Science diplomacy is the important next phenomenon to be addressed in debates on power. The original power concept dates back to Max Weber and direct, coercive power, with roots in Machiavelli and Thucydides (Baldwin, 2002; Nye 2004; Barnett & Duvall, 2005). Political science and sociology have debated power since the early 1960s, conceptualizing successively the faces and forms of power, including indirect, conscience-controlling, discursive and structural power (Bachrach & Baratz, 1962, 1963; Lukes, 1974; Foucault, 1980). International relations, including science diplomacy, has trailed in this debate (Guzzini, 1993) by its focus on the hard power of states (Barnett & Duvall, 2005), probably due to the anarchical nature of international politics (Waltz, 1979; Baldwin, 2002). These omissions are tentatively addressed by use of the concept of soft power (the power of attraction; Nye, 2004), studies of structural power (cf. Guzzini, 1993), discourse (cf. Buzan et al., 1998) or advocacy networks (cf. Keck & Sikkink, 1998).
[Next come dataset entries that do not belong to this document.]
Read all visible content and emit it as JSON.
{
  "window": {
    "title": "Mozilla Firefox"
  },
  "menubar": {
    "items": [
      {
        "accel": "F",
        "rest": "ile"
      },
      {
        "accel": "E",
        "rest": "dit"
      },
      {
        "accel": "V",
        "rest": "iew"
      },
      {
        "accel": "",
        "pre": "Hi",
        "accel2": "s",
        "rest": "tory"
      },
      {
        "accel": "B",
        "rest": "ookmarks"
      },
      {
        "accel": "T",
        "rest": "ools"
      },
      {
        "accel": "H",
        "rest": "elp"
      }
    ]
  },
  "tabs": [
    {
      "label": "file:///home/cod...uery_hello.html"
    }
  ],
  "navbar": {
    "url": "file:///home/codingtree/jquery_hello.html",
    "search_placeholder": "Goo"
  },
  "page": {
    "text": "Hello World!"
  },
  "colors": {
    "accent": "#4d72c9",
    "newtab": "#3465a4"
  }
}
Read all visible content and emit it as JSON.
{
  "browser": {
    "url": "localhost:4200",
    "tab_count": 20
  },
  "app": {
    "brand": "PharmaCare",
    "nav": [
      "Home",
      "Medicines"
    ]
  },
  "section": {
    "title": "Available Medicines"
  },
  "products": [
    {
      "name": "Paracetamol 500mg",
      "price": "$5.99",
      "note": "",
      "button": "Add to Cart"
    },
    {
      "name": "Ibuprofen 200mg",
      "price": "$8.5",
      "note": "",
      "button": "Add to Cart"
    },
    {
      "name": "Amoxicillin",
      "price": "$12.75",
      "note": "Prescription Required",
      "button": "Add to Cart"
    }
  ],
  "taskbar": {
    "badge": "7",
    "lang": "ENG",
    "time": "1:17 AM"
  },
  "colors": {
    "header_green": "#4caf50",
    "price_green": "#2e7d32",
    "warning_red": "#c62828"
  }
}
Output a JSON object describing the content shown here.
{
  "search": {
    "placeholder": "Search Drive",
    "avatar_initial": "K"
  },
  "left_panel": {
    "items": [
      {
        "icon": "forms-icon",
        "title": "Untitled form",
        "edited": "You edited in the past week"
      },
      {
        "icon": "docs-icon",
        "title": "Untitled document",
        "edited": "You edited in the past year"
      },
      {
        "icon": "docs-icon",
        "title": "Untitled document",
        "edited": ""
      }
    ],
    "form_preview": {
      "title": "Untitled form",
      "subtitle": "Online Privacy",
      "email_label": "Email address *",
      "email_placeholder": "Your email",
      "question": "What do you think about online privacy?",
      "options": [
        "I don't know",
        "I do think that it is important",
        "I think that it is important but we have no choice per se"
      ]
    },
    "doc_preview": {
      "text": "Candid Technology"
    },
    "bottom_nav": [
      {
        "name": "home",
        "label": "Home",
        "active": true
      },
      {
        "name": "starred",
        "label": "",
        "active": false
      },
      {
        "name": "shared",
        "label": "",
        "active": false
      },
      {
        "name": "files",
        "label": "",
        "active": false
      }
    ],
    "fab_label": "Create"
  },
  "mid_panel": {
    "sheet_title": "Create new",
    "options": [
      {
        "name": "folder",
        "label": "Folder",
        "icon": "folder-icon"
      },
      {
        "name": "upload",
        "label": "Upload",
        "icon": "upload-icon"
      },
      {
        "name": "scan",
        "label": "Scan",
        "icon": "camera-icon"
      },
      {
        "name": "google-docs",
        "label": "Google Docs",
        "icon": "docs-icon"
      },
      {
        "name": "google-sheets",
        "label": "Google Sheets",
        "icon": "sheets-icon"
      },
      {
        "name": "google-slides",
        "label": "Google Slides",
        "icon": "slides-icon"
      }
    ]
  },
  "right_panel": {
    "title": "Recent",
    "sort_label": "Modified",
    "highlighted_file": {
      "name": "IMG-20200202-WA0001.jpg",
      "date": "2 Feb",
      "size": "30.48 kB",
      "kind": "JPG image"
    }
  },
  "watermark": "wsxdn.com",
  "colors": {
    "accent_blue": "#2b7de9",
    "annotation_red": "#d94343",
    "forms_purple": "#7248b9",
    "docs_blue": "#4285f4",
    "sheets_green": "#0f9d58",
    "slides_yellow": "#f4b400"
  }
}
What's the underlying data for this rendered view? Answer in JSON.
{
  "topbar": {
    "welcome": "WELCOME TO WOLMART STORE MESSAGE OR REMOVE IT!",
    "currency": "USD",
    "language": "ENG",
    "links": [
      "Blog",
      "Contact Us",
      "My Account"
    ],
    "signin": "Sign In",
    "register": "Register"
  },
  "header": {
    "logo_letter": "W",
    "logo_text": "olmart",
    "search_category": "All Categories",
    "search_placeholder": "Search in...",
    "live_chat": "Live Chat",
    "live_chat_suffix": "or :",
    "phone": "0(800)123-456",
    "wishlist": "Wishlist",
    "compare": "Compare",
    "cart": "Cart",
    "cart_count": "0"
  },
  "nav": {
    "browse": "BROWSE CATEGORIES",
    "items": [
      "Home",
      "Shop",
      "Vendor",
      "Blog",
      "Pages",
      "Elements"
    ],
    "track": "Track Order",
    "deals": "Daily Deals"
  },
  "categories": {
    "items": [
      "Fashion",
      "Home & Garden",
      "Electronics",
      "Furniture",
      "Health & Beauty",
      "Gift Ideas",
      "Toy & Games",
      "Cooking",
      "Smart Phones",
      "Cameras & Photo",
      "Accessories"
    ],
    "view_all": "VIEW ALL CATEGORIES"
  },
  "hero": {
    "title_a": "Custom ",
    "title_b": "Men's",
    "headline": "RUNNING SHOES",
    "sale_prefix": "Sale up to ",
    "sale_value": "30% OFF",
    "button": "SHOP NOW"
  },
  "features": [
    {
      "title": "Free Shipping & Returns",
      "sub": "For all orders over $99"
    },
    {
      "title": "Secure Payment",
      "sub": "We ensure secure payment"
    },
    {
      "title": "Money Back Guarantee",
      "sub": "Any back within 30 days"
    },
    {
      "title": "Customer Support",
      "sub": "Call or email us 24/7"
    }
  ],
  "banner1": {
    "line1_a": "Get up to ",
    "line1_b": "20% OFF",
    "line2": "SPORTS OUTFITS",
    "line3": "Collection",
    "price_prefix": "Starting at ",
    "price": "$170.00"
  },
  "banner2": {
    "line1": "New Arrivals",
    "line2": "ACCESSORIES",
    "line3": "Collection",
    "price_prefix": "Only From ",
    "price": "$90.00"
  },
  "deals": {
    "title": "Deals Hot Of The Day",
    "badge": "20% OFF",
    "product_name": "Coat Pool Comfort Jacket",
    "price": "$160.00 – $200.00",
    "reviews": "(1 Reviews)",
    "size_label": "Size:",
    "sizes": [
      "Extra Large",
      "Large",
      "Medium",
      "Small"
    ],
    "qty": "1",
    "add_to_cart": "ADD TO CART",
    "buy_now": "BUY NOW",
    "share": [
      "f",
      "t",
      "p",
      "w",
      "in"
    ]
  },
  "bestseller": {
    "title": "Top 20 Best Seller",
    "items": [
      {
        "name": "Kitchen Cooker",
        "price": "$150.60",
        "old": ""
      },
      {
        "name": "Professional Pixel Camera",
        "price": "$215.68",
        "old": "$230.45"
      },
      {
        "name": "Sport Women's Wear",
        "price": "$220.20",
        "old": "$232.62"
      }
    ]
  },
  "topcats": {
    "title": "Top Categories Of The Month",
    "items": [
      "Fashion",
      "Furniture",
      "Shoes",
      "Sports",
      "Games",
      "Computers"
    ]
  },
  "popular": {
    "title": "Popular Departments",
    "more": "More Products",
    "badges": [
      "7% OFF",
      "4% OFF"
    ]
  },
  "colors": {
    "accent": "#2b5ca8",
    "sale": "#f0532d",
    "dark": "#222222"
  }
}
To date, science diplomacy as concept, historical practice or current strategy has not been critically mapped onto the corpus of political science/international relations theory on power. WP2 goes beyond the state of the art theoretically and strategically. It uses political science/international relations theory on power as well as strategy-building experience to propose analytic and strategic frameworks. These frameworks will be highly useful to discuss European experience and aims for science diplomacy with the practitioners and stakeholders, and will significantly advance the scholarly and strategic discussion.